Although he cut his teeth in the minimalist traditions of Steve Reich and John Cage, John Adams has established himself as an American composer whose genre-bending classical pieces and operas (Nixon in China, The Death of Klinghoffer, Doctor Atomic) have made him the country’s most prolific composer. Creating a body of work rooted in language and derived from multiple sources, this self-proclaimed “ethnic composer” is known for making expansive works structured around textured, rich tones, and filled with emotional depth.
Rescheduled from last fall, his recent appearance with the St. Louis Symphony Orchestra featured works by himself, a contemporary composer influenced by him, and a piece from Sibelius, which has profoundly affected him as an originator. Fit together, they formed a warm and emotive evening of music.
Adams’ first selection, Tumblebird Contrails, is a work from Gabriella Smith, a young artist who first met Adams when she was 14 as a student who dropped off her new compositions at the maestro’s home for inspection and feedback. Hailing from the Western United States and currently based in Oslo, Smith is a composer who will be making her mark for the foreseeable future.
An avid hiker and passionate lover of the natural world, Smith’s work is steeped in themes of the natural word. By far the most enthralling piece of the evening, Tumblebird Contrails begins with a bulrush of noise underscored by percussion pops and violins that rest under the bridge, giving the piece breathless and exuberant energy.
Concluding the first half with his new piano concerto, Must the Devil Have All the Good Tunes?, a selection whose title was lifted from an article in the New Yorker. Here Adams fuses funk, blues, and jazz with elements of cartoon music and Nordic symphonies into a vivid tapestry.
Shaped by the gifted hands of guest pianist Jeremy Denk (a 2013 recipient of a MacArthur Genius Fellowship) who serves as the piece’s one true constant as he moves lightly around a maelstrom of styles, giving the concerto room to breathe.
Describing the first movement as “Gritty, funky, but in Strict Tempo; Twitchy, Bot-like,” Adams begins slowly before quickening the pace and churning the tempo.
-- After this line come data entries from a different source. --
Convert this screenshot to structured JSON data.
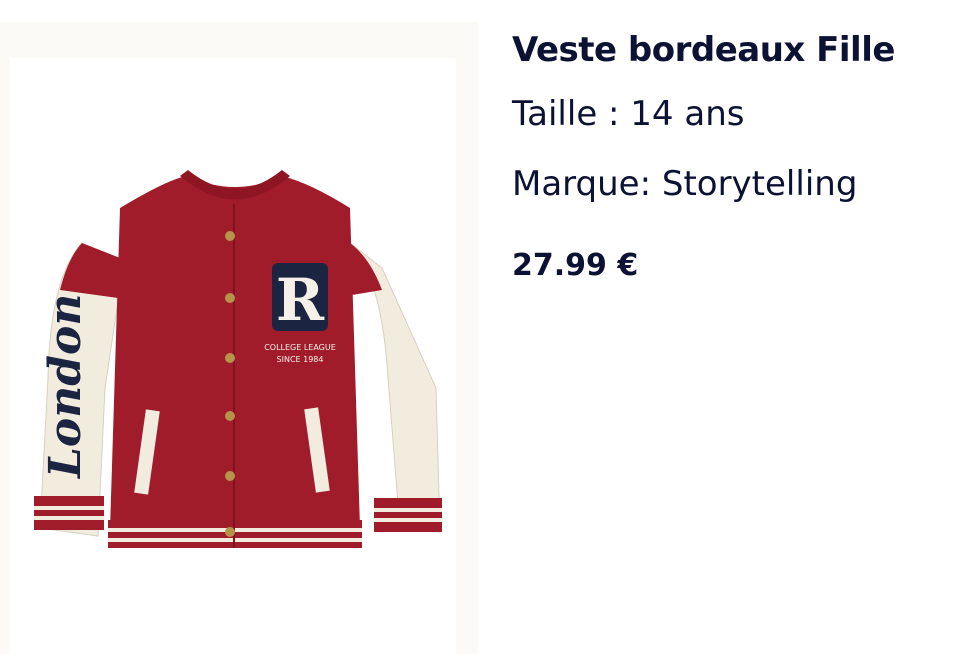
{
  "product": {
    "image_alt": "Veste bordeaux Fille",
    "title": "Veste bordeaux Fille",
    "size": "Taille : 14 ans",
    "brand": "Marque: Storytelling",
    "price": "27.99 €",
    "patch_letter": "R",
    "patch_text_line1": "COLLEGE LEAGUE",
    "patch_text_line2": "SINCE 1984",
    "sleeve_text": "London"
  },
  "colors": {
    "text": "#0c1233",
    "jacket_body": "#a11c2a",
    "jacket_sleeves": "#f2ecdf",
    "patch_navy": "#1b2440"
  }
}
Undulating with fragility before racing in syncopation to an abrupt ending, Must the Devil Have All the Good Tunes? is an invigorating work from one of the nation’s preeminent composers.
Returning from intermission with a natural segue from Must the Devil Have All the Good Tunes? Nordic roots, Adams moved on to Sibelius’ Symphony No. 1, a work that has profoundly influenced him over the years. Energetic and emotionally dense, it begins with a melancholy clarinet melody that quickly joins the string section before settling into a state of serenity.
The second movement features the orchestra’s excellent woodwind section. Jostling for power with the strings, they create an evocative atmosphere that gives way to a thunderous and rambling fourth movement that calls back to the Russian tradition with loud crashes, swirling arrangements, and celebratory crescendos.
Despite being billed as Adams Conducts Adams, the real star of St. Louis Symphony Orchestra’s January 28-29 residency with the composer was Gabriella Smith, an artist on the rise whose Tumblebird Contrails lived up to the hype by getting the loudest applause of the evening. Under Adams’ care, her piece resonated brightly with an audience that is not always warm to contemporary works.
As for Adams, his conducting was in fine form and his new work was a great addition to his portfolio of innovative works. A stellar evening of music all the way around.
For more information on St. Louis Symphony Orchestra concerts and programming visit www.slso.org